===== INPUT DATA

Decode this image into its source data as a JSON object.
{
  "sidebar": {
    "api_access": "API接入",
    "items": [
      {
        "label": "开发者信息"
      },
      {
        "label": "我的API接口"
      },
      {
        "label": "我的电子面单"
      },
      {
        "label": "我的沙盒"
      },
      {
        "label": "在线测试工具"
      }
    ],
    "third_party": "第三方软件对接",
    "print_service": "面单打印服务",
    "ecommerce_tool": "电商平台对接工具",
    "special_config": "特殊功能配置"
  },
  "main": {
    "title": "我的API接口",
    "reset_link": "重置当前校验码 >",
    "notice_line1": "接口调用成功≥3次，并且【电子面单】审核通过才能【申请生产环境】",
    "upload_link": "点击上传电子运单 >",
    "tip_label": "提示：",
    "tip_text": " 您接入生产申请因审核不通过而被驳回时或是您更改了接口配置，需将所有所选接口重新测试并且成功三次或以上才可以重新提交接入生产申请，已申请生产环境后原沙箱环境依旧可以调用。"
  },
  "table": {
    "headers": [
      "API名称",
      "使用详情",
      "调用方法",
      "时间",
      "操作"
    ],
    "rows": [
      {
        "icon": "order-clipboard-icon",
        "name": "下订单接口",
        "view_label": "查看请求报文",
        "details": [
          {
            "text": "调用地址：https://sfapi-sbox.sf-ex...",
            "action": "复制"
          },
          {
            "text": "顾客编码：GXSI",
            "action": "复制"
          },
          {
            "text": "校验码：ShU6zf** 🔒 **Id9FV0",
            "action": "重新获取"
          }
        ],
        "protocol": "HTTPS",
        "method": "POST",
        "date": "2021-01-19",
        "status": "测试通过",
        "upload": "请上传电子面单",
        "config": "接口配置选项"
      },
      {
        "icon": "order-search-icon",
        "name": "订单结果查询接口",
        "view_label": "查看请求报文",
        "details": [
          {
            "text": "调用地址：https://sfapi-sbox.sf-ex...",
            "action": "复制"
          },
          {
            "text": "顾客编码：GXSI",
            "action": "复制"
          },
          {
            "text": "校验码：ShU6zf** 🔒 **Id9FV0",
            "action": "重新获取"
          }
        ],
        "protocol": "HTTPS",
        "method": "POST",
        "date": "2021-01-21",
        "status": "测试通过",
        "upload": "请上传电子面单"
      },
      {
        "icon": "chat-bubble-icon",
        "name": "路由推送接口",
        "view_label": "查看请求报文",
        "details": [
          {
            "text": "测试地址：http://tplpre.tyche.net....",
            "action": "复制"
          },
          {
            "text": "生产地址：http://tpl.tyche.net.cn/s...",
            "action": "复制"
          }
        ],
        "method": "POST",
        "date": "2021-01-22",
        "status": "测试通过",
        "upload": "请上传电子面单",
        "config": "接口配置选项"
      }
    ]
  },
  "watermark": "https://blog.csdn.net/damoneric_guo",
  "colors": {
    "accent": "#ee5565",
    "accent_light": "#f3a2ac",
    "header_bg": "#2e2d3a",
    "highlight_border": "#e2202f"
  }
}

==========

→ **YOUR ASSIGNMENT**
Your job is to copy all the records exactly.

→ **ANSWER AREA**
Decode this image into its source data as a JSON object.
{
  "sidebar": {
    "api_access": "API接入",
    "items": [
      {
        "label": "开发者信息"
      },
      {
        "label": "我的API接口"
      },
      {
        "label": "我的电子面单"
      },
      {
        "label": "我的沙盒"
      },
      {
        "label": "在线测试工具"
      }
    ],
    "third_party": "第三方软件对接",
    "print_service": "面单打印服务",
    "ecommerce_tool": "电商平台对接工具",
    "special_config": "特殊功能配置"
  },
  "main": {
    "title": "我的API接口",
    "reset_link": "重置当前校验码 >",
    "notice_line1": "接口调用成功≥3次，并且【电子面单】审核通过才能【申请生产环境】",
    "upload_link": "点击上传电子运单 >",
    "tip_label": "提示：",
    "tip_text": " 您接入生产申请因审核不通过而被驳回时或是您更改了接口配置，需将所有所选接口重新测试并且成功三次或以上才可以重新提交接入生产申请，已申请生产环境后原沙箱环境依旧可以调用。"
  },
  "table": {
    "headers": [
      "API名称",
      "使用详情",
      "调用方法",
      "时间",
      "操作"
    ],
    "rows": [
      {
        "icon": "order-clipboard-icon",
        "name": "下订单接口",
        "view_label": "查看请求报文",
        "details": [
          {
            "text": "调用地址：https://sfapi-sbox.sf-ex...",
            "action": "复制"
          },
          {
            "text": "顾客编码：GXSI",
            "action": "复制"
          },
          {
            "text": "校验码：ShU6zf** 🔒 **Id9FV0",
            "action": "重新获取"
          }
        ],
        "protocol": "HTTPS",
        "method": "POST",
        "date": "2021-01-19",
        "status": "测试通过",
        "upload": "请上传电子面单",
        "config": "接口配置选项"
      },
      {
        "icon": "order-search-icon",
        "name": "订单结果查询接口",
        "view_label": "查看请求报文",
        "details": [
          {
            "text": "调用地址：https://sfapi-sbox.sf-ex...",
            "action": "复制"
          },
          {
            "text": "顾客编码：GXSI",
            "action": "复制"
          },
          {
            "text": "校验码：ShU6zf** 🔒 **Id9FV0",
            "action": "重新获取"
          }
        ],
        "protocol": "HTTPS",
        "method": "POST",
        "date": "2021-01-21",
        "status": "测试通过",
        "upload": "请上传电子面单"
      },
      {
        "icon": "chat-bubble-icon",
        "name": "路由推送接口",
        "view_label": "查看请求报文",
        "details": [
          {
            "text": "测试地址：http://tplpre.tyche.net....",
            "action": "复制"
          },
          {
            "text": "生产地址：http://tpl.tyche.net.cn/s...",
            "action": "复制"
          }
        ],
        "method": "POST",
        "date": "2021-01-22",
        "status": "测试通过",
        "upload": "请上传电子面单",
        "config": "接口配置选项"
      }
    ]
  },
  "watermark": "https://blog.csdn.net/damoneric_guo",
  "colors": {
    "accent": "#ee5565",
    "accent_light": "#f3a2ac",
    "header_bg": "#2e2d3a",
    "highlight_border": "#e2202f"
  }
}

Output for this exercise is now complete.